**Problem to solve:** When the word "icon" shows up in a line of the data below, copy that whole line.

**Data provided:**
******
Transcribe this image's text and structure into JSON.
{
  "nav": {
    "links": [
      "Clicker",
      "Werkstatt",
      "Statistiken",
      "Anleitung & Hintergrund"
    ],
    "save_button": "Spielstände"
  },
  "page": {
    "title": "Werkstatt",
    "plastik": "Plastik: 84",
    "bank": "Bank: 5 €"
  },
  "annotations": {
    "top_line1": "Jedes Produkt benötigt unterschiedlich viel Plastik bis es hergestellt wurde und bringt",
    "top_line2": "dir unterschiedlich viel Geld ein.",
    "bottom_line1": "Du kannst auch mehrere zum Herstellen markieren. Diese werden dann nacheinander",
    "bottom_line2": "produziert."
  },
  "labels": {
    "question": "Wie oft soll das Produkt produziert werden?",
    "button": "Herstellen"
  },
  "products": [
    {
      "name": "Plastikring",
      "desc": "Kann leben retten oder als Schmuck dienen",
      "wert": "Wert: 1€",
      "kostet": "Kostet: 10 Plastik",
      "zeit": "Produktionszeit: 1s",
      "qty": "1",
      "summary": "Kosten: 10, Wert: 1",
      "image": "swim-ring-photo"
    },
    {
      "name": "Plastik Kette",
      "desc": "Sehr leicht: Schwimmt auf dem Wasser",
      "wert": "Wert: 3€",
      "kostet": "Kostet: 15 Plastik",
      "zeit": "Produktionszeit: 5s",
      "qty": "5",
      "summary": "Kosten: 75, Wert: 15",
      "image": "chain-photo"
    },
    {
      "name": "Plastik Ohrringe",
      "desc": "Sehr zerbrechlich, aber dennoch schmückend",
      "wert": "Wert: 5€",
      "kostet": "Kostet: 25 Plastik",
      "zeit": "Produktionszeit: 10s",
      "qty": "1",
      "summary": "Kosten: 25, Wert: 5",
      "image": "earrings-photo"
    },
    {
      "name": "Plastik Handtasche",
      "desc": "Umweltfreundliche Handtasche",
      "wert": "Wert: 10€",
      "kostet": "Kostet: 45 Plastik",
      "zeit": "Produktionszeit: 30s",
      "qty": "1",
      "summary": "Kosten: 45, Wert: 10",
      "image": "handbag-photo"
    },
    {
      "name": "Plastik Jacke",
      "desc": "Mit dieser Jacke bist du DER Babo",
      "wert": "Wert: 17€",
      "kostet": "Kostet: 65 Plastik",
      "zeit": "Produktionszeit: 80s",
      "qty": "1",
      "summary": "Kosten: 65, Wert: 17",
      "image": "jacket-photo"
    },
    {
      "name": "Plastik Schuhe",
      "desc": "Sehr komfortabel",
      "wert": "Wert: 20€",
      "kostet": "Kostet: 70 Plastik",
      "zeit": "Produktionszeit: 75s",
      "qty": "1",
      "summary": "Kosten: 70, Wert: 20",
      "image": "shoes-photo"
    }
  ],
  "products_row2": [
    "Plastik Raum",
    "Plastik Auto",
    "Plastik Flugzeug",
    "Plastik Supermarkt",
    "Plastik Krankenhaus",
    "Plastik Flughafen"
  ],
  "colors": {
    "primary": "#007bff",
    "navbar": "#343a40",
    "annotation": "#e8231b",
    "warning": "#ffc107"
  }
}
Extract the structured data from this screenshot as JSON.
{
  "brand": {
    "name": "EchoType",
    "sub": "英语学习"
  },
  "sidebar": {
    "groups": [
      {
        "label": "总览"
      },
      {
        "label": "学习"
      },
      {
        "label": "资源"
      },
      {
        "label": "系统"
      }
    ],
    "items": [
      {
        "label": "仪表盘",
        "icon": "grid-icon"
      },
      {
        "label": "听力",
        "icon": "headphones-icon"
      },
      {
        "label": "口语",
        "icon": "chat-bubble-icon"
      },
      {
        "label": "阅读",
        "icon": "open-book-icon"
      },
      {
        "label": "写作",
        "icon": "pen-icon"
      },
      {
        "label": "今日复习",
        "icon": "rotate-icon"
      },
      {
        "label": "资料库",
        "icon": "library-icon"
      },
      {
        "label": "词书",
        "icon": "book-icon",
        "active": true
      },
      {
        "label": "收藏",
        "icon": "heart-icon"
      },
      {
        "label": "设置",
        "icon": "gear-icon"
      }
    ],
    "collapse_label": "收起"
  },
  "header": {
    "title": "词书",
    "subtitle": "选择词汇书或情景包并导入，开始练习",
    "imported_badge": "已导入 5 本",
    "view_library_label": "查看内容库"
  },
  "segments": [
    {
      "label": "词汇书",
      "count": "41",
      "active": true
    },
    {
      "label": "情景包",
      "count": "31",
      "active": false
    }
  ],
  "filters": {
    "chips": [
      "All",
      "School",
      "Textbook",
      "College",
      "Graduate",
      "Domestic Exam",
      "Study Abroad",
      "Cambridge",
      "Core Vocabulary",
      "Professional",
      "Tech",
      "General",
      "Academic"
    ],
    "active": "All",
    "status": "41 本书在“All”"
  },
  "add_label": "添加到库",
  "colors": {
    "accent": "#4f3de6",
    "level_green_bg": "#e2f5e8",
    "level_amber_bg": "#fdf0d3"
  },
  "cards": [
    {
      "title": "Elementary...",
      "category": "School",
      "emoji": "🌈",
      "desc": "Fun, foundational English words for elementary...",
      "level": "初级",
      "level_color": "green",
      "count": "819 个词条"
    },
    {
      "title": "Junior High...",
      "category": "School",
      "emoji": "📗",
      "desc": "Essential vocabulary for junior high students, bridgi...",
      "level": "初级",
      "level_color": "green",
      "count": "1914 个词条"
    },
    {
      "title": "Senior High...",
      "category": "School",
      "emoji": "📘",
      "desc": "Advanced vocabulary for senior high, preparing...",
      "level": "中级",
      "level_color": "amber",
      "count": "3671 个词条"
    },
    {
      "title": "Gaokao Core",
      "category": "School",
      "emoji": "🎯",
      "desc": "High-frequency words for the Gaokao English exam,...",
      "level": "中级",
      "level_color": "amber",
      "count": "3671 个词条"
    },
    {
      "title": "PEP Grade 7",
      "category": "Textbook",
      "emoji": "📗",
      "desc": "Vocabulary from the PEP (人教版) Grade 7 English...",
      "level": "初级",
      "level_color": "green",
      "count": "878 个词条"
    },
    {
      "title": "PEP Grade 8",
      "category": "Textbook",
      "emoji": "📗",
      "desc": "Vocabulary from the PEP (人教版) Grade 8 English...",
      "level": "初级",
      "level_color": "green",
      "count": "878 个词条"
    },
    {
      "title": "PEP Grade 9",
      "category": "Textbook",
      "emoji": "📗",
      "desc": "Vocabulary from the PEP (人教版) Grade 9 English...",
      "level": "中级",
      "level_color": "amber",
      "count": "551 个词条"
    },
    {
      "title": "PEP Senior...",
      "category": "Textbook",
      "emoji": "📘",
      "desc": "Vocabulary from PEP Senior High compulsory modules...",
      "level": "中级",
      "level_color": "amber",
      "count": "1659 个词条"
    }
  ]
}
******
**Response to this exercise:**
        "icon": "grid-icon"
        "icon": "headphones-icon"
        "icon": "chat-bubble-icon"
        "icon": "open-book-icon"
        "icon": "pen-icon"
        "icon": "rotate-icon"
        "icon": "library-icon"
        "icon": "book-icon",
        "icon": "heart-icon"
        "icon": "gear-icon"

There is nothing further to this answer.